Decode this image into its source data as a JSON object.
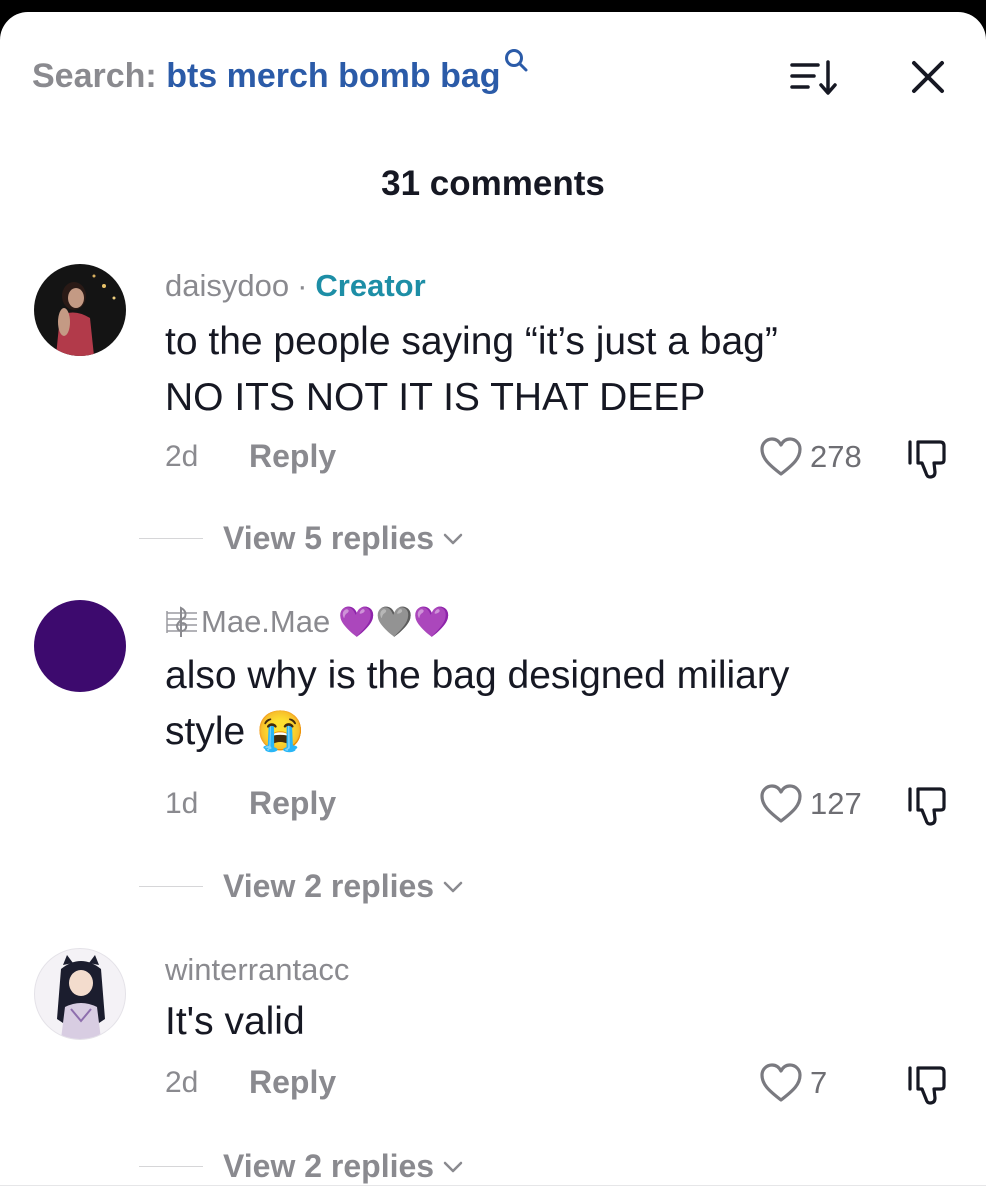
{
  "header": {
    "search_prefix": "Search:",
    "search_query": "bts merch bomb bag",
    "search_icon": "magnifier-icon",
    "sort_icon": "sort-icon",
    "close_icon": "close-icon",
    "comment_count": "31 comments"
  },
  "comments": [
    {
      "username": "daisydoo",
      "separator": "·",
      "badge": "Creator",
      "text_line1": "to the people saying “it’s just a bag”",
      "text_line2": "NO ITS NOT IT IS THAT DEEP",
      "time": "2d",
      "reply_label": "Reply",
      "likes": "278",
      "view_replies": "View 5 replies"
    },
    {
      "username": "Mae.Mae",
      "username_prefix_icon": "music-score-icon",
      "username_suffix": "💜🩶💜",
      "text_line1": "also why is the bag designed miliary",
      "text_line2": "style 😭",
      "time": "1d",
      "reply_label": "Reply",
      "likes": "127",
      "view_replies": "View 2 replies"
    },
    {
      "username": "winterrantacc",
      "text_line1": "It's valid",
      "time": "2d",
      "reply_label": "Reply",
      "likes": "7",
      "view_replies": "View 2 replies"
    }
  ],
  "colors": {
    "query_blue": "#2b5ba8",
    "creator_teal": "#1d8ea6",
    "muted_gray": "#8a8a8f",
    "avatar_purple": "#3d0a6e"
  }
}
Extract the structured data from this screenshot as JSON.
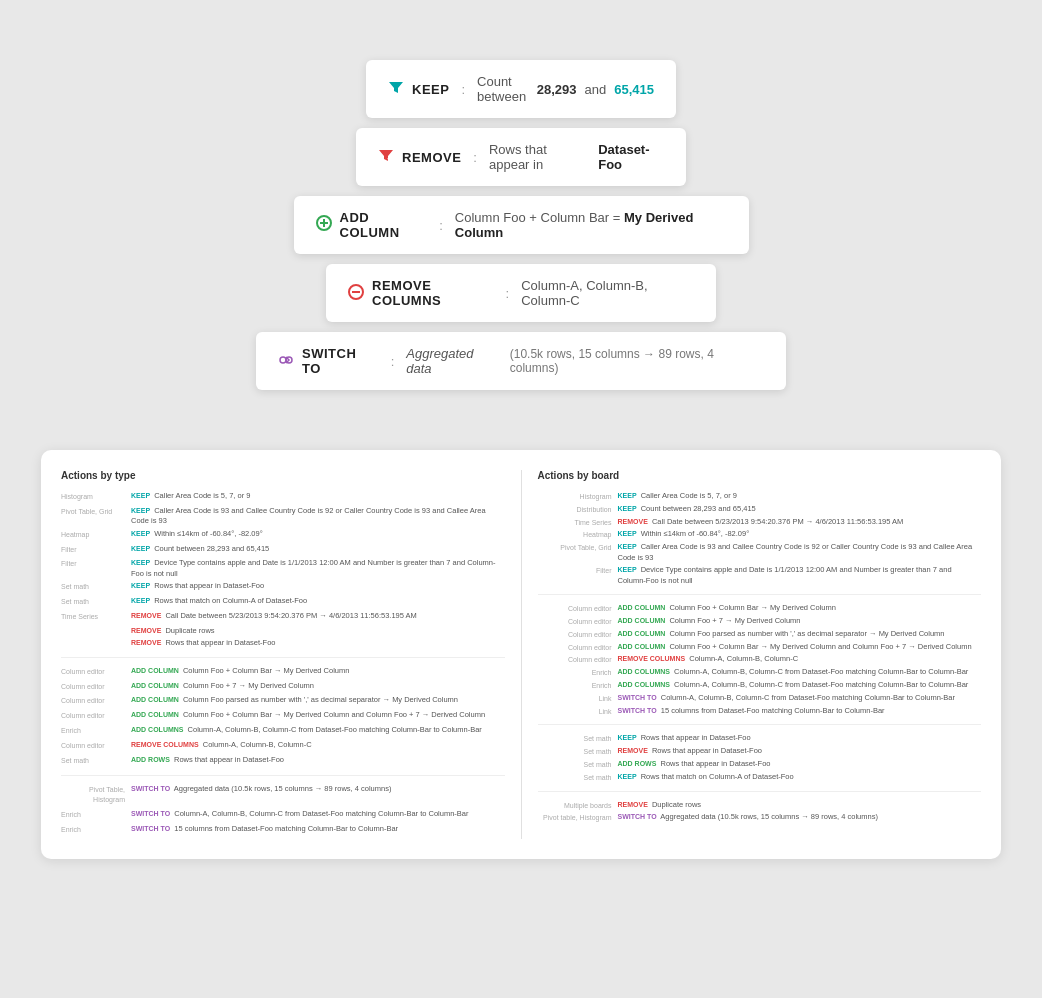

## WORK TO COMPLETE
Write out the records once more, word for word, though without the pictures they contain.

## SOLUTION FOR THIS PROBLEM
Decode this image into its source data as a JSON object.
{
  "header": {
    "search_prefix": "Search:",
    "search_query": "bts merch bomb bag",
    "search_icon": "magnifier-icon",
    "sort_icon": "sort-icon",
    "close_icon": "close-icon",
    "comment_count": "31 comments"
  },
  "comments": [
    {
      "username": "daisydoo",
      "separator": "·",
      "badge": "Creator",
      "text_line1": "to the people saying “it’s just a bag”",
      "text_line2": "NO ITS NOT IT IS THAT DEEP",
      "time": "2d",
      "reply_label": "Reply",
      "likes": "278",
      "view_replies": "View 5 replies"
    },
    {
      "username": "Mae.Mae",
      "username_prefix_icon": "music-score-icon",
      "username_suffix": "💜🩶💜",
      "text_line1": "also why is the bag designed miliary",
      "text_line2": "style 😭",
      "time": "1d",
      "reply_label": "Reply",
      "likes": "127",
      "view_replies": "View 2 replies"
    },
    {
      "username": "winterrantacc",
      "text_line1": "It's valid",
      "time": "2d",
      "reply_label": "Reply",
      "likes": "7",
      "view_replies": "View 2 replies"
    }
  ],
  "colors": {
    "query_blue": "#2b5ba8",
    "creator_teal": "#1d8ea6",
    "muted_gray": "#8a8a8f",
    "avatar_purple": "#3d0a6e"
  }
}
Extract the structured data from this screenshot as JSON.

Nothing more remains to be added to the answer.